You say you care deeply about the environment, and you believe that all people worldwide should work together in peace and harmony to protect the Earth and to leave it undiminished for our children?
From your mouth to God's ears.
September 1 is the official Day of Prayer for protection of the environment, according to the National Council of Churches (NCC), a practice that was started in 1989 by the late Ecumenical Patriarch Demetrios I of the Greek Orthodox Church.

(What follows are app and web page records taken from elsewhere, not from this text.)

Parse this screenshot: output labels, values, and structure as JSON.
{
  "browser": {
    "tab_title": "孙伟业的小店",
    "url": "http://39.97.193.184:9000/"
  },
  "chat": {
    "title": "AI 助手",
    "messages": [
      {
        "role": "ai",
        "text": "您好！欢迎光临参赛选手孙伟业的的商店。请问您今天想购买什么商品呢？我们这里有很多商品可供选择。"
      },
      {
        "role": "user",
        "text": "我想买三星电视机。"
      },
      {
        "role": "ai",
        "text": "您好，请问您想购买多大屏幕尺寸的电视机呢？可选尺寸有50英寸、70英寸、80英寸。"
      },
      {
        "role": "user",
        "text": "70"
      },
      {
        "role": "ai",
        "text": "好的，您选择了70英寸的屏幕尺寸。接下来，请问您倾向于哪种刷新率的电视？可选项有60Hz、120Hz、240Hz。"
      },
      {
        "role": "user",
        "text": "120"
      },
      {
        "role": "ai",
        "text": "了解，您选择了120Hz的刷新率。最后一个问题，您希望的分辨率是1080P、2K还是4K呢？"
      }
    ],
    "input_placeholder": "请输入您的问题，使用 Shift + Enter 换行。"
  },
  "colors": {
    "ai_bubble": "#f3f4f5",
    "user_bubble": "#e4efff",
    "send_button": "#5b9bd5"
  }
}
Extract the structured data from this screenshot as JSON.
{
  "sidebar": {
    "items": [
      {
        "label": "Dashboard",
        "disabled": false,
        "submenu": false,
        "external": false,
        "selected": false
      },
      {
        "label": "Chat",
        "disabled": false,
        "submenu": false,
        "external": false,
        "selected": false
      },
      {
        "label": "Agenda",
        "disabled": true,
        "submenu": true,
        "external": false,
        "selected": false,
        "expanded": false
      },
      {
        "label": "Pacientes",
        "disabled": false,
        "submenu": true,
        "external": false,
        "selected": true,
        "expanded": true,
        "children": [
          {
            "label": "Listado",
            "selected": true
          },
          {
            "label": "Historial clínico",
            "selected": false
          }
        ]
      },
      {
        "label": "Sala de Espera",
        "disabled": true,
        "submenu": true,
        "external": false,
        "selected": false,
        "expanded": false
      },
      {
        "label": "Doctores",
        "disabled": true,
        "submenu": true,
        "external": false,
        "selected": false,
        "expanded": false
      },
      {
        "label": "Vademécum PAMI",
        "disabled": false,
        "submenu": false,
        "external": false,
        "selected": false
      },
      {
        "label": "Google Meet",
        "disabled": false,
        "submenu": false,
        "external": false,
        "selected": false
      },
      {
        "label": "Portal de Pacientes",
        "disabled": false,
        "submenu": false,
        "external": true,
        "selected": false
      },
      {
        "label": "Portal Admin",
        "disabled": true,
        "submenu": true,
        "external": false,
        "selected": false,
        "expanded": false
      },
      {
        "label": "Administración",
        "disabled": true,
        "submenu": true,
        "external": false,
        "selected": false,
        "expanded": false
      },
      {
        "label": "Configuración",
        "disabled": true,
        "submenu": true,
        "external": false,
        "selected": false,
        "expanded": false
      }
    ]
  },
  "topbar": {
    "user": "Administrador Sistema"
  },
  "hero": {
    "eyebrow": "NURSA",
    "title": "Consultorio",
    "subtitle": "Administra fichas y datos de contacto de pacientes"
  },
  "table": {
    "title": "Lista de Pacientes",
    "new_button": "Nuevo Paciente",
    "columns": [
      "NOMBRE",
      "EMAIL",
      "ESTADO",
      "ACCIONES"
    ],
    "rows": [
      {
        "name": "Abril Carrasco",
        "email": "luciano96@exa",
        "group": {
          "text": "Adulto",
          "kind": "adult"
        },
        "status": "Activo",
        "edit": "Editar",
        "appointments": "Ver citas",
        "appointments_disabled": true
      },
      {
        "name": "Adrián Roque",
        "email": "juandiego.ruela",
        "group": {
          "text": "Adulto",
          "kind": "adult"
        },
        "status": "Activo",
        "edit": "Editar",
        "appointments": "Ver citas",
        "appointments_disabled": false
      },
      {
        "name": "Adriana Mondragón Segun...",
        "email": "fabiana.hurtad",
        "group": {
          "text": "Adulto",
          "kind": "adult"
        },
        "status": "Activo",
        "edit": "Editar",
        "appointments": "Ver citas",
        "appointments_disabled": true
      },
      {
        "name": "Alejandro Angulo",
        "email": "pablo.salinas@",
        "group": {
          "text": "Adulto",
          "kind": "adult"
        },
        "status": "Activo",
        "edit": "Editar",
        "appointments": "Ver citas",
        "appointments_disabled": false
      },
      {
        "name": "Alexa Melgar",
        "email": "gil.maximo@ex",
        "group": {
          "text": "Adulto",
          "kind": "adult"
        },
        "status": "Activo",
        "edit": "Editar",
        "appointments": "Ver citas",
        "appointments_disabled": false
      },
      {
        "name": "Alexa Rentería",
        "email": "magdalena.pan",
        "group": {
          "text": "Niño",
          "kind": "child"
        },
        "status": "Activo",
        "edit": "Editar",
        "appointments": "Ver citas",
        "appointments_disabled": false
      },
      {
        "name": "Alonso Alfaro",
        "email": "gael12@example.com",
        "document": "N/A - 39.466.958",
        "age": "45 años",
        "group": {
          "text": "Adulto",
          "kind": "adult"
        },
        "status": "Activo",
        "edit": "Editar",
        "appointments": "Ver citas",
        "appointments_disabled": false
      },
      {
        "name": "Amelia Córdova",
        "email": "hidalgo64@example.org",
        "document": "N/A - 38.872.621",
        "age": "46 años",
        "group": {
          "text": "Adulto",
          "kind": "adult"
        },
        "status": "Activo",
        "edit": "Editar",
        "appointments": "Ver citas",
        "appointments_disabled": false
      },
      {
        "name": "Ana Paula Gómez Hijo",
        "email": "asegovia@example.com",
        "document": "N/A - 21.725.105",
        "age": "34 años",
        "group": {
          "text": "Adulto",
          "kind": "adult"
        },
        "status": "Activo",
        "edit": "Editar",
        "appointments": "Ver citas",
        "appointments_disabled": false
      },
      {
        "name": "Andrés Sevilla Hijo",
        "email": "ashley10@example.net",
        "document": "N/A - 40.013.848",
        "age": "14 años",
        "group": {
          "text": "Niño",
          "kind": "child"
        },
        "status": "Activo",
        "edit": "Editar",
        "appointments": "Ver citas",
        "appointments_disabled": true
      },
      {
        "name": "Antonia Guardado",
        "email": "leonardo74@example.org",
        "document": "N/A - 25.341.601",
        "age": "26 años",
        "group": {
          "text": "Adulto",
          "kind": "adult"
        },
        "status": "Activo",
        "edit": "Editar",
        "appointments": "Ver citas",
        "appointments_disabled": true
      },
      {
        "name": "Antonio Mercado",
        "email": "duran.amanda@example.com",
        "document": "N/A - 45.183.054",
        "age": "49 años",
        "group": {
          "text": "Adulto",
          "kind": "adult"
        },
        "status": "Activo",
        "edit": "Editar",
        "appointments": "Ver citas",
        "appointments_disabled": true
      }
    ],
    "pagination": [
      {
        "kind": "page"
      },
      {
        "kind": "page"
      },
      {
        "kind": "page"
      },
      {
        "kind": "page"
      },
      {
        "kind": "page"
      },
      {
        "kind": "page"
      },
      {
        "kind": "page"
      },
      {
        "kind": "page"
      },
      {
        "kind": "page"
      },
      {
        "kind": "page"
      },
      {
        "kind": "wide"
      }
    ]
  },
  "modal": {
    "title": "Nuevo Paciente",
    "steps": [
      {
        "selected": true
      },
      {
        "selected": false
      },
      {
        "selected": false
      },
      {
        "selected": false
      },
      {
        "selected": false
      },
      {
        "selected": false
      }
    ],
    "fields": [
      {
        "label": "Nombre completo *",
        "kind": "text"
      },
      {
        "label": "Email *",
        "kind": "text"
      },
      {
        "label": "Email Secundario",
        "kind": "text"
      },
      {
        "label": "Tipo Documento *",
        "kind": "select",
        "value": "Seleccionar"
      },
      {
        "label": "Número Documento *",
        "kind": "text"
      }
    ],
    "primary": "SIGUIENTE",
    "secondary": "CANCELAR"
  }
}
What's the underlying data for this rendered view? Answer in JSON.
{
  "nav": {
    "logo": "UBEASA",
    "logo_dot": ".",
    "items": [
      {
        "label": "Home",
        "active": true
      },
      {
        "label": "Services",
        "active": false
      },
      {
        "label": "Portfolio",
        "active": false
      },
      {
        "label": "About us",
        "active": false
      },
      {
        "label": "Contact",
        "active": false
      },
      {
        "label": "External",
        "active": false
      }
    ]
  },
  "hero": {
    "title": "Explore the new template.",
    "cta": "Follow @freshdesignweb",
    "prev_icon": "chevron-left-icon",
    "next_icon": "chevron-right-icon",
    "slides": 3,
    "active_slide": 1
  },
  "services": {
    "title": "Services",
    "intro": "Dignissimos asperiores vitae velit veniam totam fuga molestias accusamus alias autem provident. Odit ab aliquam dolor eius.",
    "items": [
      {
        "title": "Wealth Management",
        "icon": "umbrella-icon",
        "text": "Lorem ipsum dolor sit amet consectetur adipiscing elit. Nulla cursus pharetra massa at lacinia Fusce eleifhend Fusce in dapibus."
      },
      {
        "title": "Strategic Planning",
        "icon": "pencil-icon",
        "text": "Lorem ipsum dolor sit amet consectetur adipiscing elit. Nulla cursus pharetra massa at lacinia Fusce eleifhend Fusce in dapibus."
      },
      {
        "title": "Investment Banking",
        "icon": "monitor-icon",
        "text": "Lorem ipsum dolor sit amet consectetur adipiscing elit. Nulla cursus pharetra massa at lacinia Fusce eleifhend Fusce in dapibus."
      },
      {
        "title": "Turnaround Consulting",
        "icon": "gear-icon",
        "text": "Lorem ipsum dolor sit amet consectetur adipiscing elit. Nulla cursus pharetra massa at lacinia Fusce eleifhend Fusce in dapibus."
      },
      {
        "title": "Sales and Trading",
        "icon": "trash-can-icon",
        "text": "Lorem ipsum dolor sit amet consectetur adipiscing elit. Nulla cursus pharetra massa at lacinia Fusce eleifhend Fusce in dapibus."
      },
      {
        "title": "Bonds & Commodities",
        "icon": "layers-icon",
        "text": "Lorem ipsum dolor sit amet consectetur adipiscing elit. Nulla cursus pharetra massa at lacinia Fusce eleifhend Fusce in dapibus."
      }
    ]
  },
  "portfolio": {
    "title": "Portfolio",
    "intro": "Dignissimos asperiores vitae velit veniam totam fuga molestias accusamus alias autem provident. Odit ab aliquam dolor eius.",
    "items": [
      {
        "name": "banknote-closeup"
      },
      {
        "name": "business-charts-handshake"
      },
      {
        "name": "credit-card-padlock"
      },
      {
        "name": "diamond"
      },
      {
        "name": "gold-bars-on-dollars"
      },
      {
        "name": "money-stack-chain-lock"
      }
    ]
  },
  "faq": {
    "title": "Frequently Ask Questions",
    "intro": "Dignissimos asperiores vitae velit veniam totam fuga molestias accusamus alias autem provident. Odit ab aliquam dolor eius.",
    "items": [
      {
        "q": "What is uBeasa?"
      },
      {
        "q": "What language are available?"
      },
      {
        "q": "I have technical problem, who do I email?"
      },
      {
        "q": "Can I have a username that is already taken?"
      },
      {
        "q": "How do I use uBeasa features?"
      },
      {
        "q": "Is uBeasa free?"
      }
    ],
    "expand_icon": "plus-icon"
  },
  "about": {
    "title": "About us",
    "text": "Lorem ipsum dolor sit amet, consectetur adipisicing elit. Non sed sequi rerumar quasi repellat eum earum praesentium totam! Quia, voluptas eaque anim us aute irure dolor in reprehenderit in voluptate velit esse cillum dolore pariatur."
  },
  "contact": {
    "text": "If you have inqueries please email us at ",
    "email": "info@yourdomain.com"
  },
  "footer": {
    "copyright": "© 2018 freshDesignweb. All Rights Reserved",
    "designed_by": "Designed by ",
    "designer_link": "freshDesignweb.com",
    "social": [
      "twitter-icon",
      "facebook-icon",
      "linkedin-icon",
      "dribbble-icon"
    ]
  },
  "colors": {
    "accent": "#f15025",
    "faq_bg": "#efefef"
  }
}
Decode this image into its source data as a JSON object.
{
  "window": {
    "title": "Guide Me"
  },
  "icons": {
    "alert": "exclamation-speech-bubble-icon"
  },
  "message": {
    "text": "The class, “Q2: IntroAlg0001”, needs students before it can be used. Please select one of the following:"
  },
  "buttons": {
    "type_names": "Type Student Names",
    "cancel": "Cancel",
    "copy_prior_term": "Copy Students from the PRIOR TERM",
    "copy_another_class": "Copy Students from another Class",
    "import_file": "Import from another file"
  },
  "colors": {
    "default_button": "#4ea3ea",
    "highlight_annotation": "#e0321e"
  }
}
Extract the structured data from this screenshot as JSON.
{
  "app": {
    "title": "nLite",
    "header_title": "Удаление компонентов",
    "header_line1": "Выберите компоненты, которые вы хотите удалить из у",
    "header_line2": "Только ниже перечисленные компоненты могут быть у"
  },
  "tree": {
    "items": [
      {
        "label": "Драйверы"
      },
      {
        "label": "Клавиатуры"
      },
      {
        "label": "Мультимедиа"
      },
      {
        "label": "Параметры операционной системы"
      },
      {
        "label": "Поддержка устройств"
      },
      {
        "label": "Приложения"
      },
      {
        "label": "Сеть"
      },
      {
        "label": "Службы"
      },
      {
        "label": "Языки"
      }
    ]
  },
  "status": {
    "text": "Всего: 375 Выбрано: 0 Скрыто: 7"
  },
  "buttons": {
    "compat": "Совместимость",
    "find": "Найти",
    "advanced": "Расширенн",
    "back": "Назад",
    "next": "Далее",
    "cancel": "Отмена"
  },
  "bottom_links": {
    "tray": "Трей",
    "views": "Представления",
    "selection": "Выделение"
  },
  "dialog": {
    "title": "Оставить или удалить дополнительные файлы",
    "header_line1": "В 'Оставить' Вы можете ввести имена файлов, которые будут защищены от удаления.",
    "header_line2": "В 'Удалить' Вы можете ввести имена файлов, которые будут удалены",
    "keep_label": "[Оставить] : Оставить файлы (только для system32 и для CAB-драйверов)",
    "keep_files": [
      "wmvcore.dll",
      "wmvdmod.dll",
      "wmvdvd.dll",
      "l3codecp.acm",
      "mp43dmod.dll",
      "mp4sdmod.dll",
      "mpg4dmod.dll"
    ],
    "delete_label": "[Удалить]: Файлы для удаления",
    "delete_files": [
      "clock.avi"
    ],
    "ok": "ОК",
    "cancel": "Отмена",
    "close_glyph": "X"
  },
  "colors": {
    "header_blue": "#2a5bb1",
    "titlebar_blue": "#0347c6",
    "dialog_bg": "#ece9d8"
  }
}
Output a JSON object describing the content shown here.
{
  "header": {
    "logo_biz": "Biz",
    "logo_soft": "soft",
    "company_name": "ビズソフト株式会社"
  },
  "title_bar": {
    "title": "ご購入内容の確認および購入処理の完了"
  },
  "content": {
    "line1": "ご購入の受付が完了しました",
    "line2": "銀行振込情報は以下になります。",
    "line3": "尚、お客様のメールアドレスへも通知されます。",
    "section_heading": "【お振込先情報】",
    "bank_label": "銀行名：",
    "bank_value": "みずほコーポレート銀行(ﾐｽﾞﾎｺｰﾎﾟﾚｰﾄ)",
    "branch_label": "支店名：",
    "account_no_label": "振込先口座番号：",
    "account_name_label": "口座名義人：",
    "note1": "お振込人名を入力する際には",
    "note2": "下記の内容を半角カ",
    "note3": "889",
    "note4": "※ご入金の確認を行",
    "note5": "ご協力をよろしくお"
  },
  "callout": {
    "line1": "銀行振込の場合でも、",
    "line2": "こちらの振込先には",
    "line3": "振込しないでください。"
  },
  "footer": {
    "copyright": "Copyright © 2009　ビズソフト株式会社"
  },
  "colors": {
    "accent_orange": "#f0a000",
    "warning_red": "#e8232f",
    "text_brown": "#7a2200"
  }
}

Since then, the National Council of Churches has designated every September 1 as a day of prayer for protection of the environment for Christians throughout the Orthodox world.
In his annual message for the environmental Day of Prayer, Bartholomew I, the current ecumenical patriarch who succeeded Demetrios I in 1991, urged people of faith to "pray for God's blessing on the United Nations Climate Change Conference in Copenhagen in December, so that the industrially developed countries may co-operate with developing countries in reducing harmful polluting emissions, that there may exist the will to raise and manage wisely the funds required for the necessary measures, and that all may work together to ensure that our children enjoy the goods of the earth that we leave behind for them."
And in summing up his message, he said: "Let us all renew our commitment to work together and bring about the changes we pray for, to reject everything that is harming the creation, to alter the way we think and thus drastically to alter the way we live."
Demetrios, Archbishop of America, wrote in a separate encyclical to mark the beginning of the Ecclesiastical New Year on September 1: "We have been called to oversee and protect the natural environment. This requires cooperation with others in a spirit of love and fellowship. It also requires that we appreciate the impact of our actions and inactions, and that we cherish the beauty, function, and purpose of all that God has created."
In announcing the annual Day of Prayer for the environment, Rev. Dr. Michael Kinnamon, the NCC General Secretary, urged all people of faith to join in praying for the environment and for peaceful solutions to environmental problems.
The National Council of Churches is an ecumenical organization of America's Orthodox, Protestant, Anglican, historic African American and traditional peace churches, which represents 45 million members from 100,000 congregations nationwide. According to the organization's Web site, "the Council's Eco-Justice program works to raise awareness in the churches and in the public at large about the urgent need to protect the environment through conservation of resources and action against climate change and global warming."
But the National Council of Churches is not the only religious organization embracing faith-based environmentalism. A growing number of religions and religious leaders--from evangelical Christians to Jews to the Pope--have made environmental stewardship an integral component of their religious teaching over the past few years.
All we can say is "Hallelujah!"